• **INPUT MATERIAL**:

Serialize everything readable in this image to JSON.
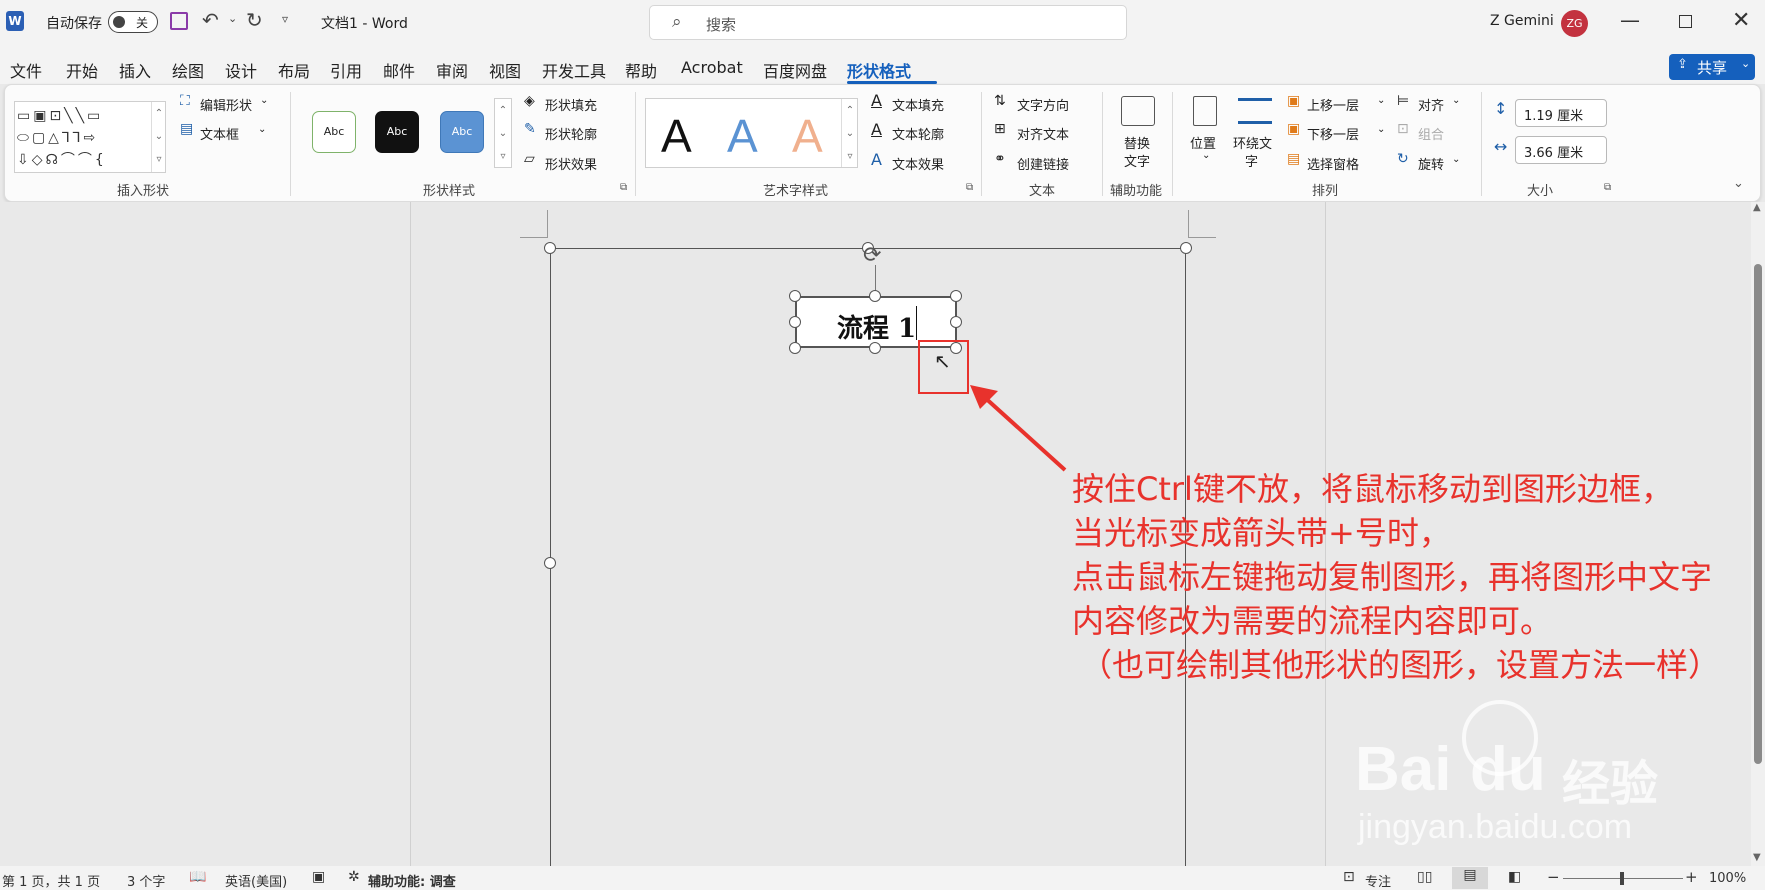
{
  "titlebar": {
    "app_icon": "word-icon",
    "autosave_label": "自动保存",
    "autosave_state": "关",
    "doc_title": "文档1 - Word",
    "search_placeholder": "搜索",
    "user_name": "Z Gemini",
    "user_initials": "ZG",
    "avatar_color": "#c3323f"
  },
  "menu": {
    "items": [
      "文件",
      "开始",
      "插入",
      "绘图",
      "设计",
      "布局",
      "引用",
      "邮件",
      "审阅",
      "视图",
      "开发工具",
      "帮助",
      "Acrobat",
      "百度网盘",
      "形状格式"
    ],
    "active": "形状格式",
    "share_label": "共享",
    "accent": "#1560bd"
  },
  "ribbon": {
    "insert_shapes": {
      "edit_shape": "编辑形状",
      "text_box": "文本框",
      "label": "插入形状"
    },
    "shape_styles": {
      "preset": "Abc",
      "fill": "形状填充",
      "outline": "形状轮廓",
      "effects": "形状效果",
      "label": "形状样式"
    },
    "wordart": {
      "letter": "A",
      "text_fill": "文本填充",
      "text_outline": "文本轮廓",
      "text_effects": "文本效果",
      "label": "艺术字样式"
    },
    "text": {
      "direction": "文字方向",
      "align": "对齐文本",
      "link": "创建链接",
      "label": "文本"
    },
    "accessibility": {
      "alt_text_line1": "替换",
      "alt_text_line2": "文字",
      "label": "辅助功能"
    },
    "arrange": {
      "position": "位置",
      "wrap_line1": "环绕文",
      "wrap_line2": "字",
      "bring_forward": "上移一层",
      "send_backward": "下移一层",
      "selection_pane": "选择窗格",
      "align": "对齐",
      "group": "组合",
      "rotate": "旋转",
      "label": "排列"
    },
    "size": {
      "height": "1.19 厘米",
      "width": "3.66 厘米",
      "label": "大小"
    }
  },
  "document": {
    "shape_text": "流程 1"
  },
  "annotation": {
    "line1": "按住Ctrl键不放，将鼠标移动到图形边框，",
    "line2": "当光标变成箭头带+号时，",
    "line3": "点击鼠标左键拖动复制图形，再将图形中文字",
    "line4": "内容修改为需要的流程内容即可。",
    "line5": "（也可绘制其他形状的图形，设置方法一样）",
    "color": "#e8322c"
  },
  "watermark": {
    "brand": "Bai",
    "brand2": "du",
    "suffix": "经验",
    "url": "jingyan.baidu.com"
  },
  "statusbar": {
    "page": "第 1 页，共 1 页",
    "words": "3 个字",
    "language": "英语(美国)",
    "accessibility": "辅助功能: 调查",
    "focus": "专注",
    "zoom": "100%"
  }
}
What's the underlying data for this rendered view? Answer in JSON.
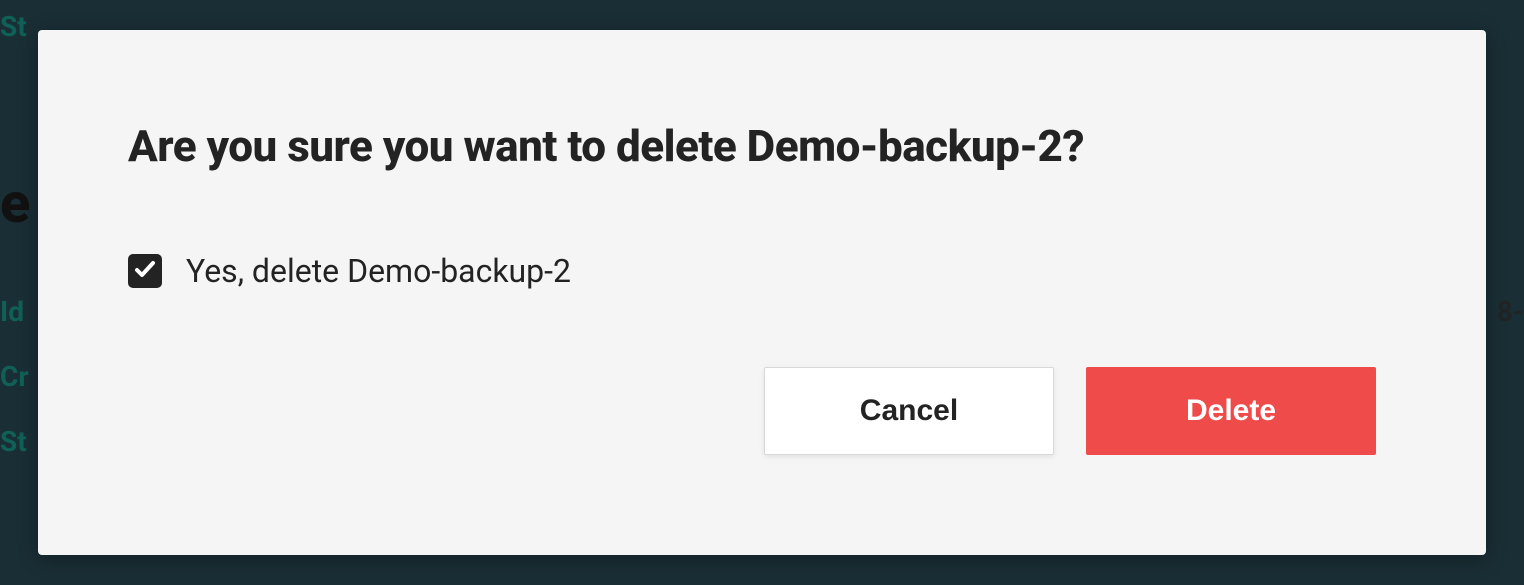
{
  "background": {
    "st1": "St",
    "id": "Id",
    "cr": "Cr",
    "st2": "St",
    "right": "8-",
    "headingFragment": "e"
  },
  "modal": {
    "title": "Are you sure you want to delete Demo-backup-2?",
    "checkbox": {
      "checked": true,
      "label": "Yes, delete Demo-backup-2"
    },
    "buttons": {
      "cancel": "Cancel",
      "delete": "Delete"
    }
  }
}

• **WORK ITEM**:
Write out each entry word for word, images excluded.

• **COMPLETED TASK**:
Serialize everything readable in this image to JSON.
{
  "titlebar": {
    "app_icon": "word-icon",
    "autosave_label": "自动保存",
    "autosave_state": "关",
    "doc_title": "文档1 - Word",
    "search_placeholder": "搜索",
    "user_name": "Z Gemini",
    "user_initials": "ZG",
    "avatar_color": "#c3323f"
  },
  "menu": {
    "items": [
      "文件",
      "开始",
      "插入",
      "绘图",
      "设计",
      "布局",
      "引用",
      "邮件",
      "审阅",
      "视图",
      "开发工具",
      "帮助",
      "Acrobat",
      "百度网盘",
      "形状格式"
    ],
    "active": "形状格式",
    "share_label": "共享",
    "accent": "#1560bd"
  },
  "ribbon": {
    "insert_shapes": {
      "edit_shape": "编辑形状",
      "text_box": "文本框",
      "label": "插入形状"
    },
    "shape_styles": {
      "preset": "Abc",
      "fill": "形状填充",
      "outline": "形状轮廓",
      "effects": "形状效果",
      "label": "形状样式"
    },
    "wordart": {
      "letter": "A",
      "text_fill": "文本填充",
      "text_outline": "文本轮廓",
      "text_effects": "文本效果",
      "label": "艺术字样式"
    },
    "text": {
      "direction": "文字方向",
      "align": "对齐文本",
      "link": "创建链接",
      "label": "文本"
    },
    "accessibility": {
      "alt_text_line1": "替换",
      "alt_text_line2": "文字",
      "label": "辅助功能"
    },
    "arrange": {
      "position": "位置",
      "wrap_line1": "环绕文",
      "wrap_line2": "字",
      "bring_forward": "上移一层",
      "send_backward": "下移一层",
      "selection_pane": "选择窗格",
      "align": "对齐",
      "group": "组合",
      "rotate": "旋转",
      "label": "排列"
    },
    "size": {
      "height": "1.19 厘米",
      "width": "3.66 厘米",
      "label": "大小"
    }
  },
  "document": {
    "shape_text": "流程 1"
  },
  "annotation": {
    "line1": "按住Ctrl键不放，将鼠标移动到图形边框，",
    "line2": "当光标变成箭头带+号时，",
    "line3": "点击鼠标左键拖动复制图形，再将图形中文字",
    "line4": "内容修改为需要的流程内容即可。",
    "line5": "（也可绘制其他形状的图形，设置方法一样）",
    "color": "#e8322c"
  },
  "watermark": {
    "brand": "Bai",
    "brand2": "du",
    "suffix": "经验",
    "url": "jingyan.baidu.com"
  },
  "statusbar": {
    "page": "第 1 页，共 1 页",
    "words": "3 个字",
    "language": "英语(美国)",
    "accessibility": "辅助功能: 调查",
    "focus": "专注",
    "zoom": "100%"
  }
}
What's the underlying data for this rendered view? Answer in JSON.
{
  "background": {
    "st1": "St",
    "id": "Id",
    "cr": "Cr",
    "st2": "St",
    "right": "8-",
    "headingFragment": "e"
  },
  "modal": {
    "title": "Are you sure you want to delete Demo-backup-2?",
    "checkbox": {
      "checked": true,
      "label": "Yes, delete Demo-backup-2"
    },
    "buttons": {
      "cancel": "Cancel",
      "delete": "Delete"
    }
  }
}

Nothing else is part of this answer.